┌─ RECORDS PROVIDED

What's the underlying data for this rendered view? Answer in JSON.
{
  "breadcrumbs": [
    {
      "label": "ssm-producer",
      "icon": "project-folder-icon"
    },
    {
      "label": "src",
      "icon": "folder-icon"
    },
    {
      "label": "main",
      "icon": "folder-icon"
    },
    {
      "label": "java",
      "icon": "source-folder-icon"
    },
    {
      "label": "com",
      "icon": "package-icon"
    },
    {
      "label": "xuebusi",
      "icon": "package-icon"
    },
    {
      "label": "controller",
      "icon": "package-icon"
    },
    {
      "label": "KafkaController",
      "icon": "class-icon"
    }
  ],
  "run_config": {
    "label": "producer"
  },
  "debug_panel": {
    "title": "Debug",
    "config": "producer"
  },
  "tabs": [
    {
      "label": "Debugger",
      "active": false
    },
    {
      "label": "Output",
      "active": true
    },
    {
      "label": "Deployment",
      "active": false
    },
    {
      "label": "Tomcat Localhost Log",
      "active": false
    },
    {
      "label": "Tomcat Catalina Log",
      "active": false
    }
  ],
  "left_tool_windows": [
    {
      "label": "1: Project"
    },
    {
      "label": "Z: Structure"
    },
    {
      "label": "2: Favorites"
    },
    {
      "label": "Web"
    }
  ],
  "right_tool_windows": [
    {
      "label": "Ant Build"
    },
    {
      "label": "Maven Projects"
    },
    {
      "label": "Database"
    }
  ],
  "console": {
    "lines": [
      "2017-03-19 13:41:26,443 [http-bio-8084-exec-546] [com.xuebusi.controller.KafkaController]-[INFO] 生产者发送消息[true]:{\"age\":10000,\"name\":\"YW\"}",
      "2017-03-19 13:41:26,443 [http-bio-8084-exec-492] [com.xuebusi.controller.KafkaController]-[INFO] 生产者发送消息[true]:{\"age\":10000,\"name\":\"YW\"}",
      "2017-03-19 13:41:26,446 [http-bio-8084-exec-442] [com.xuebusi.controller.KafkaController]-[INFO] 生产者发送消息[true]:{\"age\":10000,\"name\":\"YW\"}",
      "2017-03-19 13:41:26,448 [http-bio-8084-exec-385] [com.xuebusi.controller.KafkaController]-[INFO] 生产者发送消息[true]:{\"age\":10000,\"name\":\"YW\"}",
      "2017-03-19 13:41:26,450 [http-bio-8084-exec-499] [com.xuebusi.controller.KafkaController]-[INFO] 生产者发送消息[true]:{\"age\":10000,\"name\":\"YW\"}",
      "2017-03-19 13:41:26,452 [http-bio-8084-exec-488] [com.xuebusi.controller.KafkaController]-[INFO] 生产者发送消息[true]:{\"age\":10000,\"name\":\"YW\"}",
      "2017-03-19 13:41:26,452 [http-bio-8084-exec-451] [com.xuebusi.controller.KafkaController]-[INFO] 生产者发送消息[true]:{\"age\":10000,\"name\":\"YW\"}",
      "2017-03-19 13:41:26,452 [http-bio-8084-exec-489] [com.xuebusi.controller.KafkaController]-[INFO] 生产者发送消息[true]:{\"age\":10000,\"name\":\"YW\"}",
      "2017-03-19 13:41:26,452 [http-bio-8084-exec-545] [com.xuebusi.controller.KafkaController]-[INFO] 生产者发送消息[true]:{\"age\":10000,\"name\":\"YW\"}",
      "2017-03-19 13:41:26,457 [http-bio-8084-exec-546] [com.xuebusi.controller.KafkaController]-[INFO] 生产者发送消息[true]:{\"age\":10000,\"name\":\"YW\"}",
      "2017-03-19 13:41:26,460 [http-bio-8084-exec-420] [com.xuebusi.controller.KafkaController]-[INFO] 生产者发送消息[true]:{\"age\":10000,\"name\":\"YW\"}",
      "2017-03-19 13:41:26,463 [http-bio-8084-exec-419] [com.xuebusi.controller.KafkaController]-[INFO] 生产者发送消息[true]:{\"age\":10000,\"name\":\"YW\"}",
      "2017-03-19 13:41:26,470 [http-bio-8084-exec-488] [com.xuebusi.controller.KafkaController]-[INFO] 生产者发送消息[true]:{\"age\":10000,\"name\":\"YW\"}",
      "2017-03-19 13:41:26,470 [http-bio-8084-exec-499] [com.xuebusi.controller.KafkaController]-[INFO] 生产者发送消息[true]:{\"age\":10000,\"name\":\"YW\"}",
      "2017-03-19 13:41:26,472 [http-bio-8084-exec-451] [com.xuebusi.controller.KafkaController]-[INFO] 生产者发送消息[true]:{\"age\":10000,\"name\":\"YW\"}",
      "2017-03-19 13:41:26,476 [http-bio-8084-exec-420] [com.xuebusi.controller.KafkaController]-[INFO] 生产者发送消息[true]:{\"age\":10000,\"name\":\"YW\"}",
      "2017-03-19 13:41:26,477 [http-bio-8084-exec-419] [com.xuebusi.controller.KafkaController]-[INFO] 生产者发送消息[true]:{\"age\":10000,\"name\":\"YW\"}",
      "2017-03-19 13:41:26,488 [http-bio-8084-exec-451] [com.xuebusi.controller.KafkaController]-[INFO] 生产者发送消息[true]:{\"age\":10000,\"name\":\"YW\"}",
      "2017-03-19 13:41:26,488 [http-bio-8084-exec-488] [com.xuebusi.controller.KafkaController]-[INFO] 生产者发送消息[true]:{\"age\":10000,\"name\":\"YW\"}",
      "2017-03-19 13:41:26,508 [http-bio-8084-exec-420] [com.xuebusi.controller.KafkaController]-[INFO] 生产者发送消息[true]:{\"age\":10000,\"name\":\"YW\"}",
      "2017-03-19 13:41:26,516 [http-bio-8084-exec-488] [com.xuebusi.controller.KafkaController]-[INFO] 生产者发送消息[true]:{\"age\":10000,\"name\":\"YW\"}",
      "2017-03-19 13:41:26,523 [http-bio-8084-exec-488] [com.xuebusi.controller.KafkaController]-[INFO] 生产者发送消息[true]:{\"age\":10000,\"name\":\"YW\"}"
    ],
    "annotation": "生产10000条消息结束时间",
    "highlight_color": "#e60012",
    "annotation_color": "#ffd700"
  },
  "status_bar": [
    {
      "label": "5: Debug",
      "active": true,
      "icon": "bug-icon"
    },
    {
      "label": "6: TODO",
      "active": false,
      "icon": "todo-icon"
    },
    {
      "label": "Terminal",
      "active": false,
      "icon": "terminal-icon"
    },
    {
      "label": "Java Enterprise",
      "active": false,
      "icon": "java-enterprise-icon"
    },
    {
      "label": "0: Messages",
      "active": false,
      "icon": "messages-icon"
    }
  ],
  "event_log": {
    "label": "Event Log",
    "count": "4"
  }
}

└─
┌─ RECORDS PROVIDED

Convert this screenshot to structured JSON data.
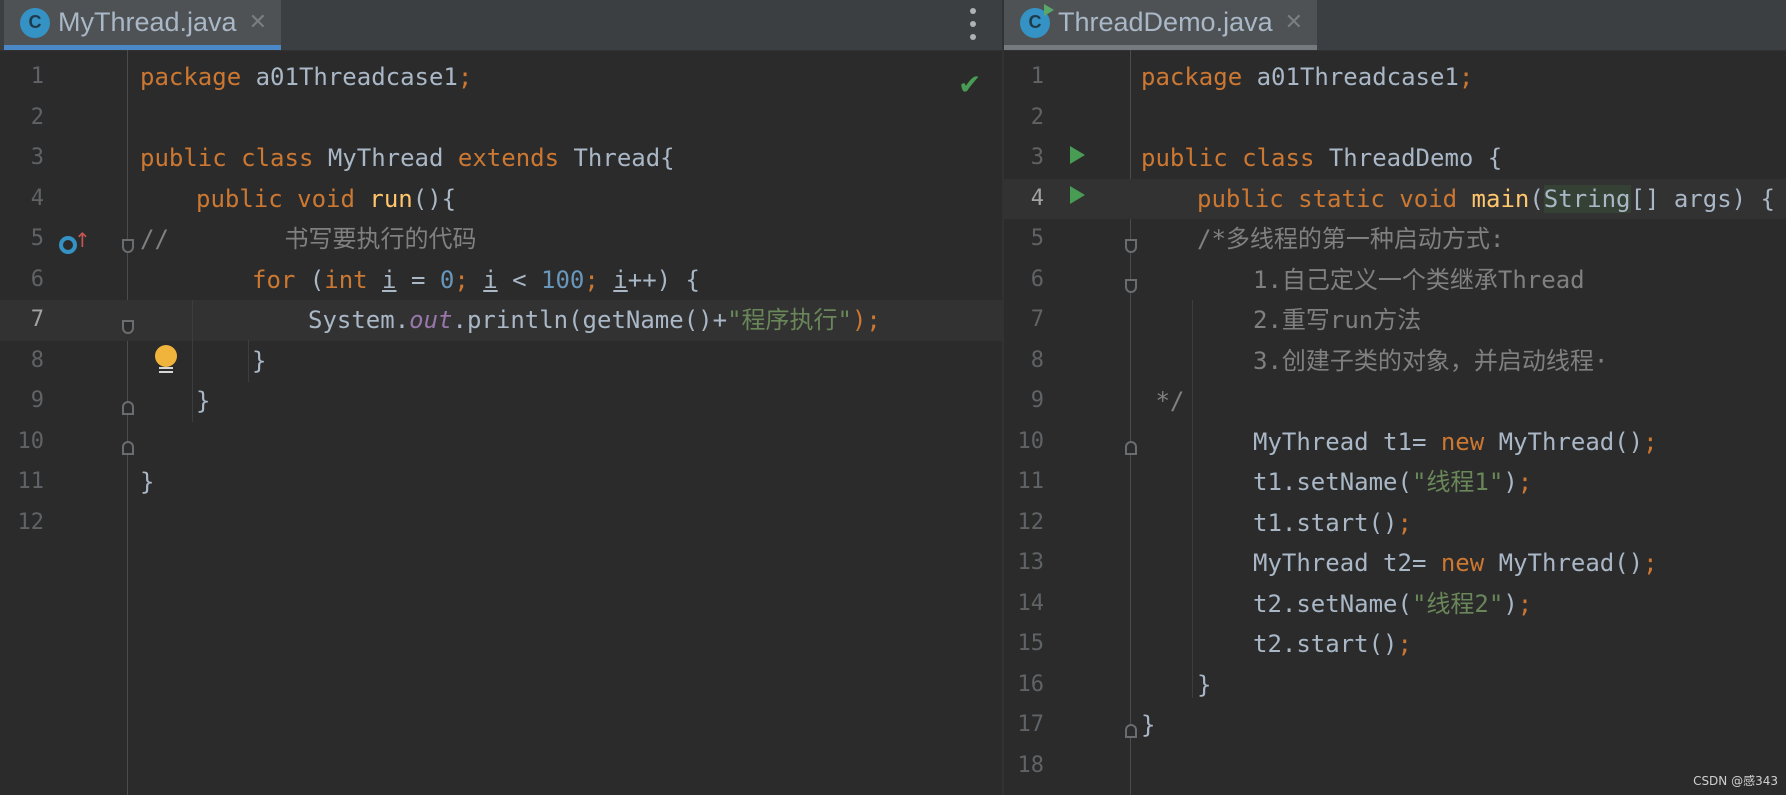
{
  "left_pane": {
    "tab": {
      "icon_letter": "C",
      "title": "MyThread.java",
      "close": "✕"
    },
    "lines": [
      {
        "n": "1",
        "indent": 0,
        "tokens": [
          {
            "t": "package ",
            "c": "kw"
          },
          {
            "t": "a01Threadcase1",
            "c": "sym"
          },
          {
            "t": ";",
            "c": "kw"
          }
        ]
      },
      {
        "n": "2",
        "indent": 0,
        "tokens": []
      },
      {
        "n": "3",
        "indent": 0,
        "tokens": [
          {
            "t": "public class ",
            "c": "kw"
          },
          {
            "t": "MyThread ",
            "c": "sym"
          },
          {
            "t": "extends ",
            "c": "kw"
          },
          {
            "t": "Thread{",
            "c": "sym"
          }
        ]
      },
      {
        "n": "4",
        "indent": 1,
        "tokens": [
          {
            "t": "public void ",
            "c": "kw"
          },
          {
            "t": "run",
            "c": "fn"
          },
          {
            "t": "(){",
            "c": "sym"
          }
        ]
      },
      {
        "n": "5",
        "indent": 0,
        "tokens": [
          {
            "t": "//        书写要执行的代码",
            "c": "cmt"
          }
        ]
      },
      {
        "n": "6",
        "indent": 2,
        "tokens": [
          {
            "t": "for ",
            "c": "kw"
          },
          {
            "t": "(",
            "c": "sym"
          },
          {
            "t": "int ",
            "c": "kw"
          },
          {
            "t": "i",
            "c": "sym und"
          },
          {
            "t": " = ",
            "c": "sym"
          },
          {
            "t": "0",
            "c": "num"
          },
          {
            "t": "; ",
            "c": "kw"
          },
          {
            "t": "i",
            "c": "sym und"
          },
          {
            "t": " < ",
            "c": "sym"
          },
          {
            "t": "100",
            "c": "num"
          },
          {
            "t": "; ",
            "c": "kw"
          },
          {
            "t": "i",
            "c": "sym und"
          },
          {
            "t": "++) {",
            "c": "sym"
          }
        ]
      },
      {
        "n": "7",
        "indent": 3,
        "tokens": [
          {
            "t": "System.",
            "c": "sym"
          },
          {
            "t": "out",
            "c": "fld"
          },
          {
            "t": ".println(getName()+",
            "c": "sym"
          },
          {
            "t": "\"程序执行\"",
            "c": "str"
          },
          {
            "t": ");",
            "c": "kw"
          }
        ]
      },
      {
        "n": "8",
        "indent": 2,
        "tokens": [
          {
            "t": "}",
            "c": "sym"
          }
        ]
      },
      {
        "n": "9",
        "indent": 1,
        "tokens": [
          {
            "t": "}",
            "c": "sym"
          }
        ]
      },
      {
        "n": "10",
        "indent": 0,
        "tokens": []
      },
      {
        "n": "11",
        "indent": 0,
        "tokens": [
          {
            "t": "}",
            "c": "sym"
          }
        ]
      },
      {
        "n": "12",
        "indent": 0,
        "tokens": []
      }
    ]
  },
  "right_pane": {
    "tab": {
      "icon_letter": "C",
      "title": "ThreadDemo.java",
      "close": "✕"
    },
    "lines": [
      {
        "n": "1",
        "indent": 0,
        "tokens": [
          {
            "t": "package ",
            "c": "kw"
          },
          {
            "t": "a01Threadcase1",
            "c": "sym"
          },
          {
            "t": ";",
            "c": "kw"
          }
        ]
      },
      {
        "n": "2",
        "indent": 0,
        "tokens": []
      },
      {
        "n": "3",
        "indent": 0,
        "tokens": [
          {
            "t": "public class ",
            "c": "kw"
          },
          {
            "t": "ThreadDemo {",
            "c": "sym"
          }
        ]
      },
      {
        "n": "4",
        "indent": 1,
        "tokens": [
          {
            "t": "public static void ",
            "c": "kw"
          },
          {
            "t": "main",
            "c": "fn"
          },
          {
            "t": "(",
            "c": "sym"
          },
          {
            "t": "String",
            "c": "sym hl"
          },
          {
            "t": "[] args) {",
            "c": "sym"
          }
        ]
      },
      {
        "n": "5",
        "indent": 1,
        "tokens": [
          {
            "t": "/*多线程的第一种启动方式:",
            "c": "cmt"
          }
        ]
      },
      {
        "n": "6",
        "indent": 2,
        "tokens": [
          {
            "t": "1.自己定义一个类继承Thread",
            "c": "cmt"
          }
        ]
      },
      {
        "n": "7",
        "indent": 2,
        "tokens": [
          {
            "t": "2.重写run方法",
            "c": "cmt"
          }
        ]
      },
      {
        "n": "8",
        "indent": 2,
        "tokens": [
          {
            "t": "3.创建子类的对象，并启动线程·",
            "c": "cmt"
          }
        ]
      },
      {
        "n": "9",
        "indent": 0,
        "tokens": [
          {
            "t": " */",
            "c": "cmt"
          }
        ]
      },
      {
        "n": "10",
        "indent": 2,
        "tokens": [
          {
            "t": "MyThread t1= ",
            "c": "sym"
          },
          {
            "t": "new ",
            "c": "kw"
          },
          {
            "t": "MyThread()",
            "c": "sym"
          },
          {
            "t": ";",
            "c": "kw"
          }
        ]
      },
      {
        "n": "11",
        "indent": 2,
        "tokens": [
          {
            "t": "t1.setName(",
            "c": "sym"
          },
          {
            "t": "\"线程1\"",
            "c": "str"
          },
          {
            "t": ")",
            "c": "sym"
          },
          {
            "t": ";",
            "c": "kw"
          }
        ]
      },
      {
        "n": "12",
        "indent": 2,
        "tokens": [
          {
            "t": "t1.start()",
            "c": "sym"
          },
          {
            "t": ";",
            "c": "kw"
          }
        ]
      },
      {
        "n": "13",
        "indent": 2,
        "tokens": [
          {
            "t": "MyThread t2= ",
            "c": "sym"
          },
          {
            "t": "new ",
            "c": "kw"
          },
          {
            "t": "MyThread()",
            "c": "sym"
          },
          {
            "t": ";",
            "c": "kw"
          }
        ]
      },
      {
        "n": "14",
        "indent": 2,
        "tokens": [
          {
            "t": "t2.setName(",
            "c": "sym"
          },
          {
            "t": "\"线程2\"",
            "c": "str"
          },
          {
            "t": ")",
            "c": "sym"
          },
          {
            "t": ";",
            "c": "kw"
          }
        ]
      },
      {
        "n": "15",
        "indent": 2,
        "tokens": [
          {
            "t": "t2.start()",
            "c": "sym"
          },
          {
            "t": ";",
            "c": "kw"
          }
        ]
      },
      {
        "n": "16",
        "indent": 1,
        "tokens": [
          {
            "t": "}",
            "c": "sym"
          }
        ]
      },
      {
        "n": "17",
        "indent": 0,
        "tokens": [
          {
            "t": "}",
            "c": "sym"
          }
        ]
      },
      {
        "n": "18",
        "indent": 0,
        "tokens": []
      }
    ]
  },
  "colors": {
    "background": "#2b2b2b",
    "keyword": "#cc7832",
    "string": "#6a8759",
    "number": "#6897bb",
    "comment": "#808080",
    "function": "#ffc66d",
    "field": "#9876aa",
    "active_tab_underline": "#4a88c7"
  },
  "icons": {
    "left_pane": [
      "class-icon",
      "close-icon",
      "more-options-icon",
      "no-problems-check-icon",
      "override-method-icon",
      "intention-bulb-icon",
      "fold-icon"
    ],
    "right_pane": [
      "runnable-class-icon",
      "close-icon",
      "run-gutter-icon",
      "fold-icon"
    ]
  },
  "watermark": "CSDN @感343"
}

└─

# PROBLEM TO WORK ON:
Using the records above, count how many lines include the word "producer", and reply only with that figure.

# ANSWER:
3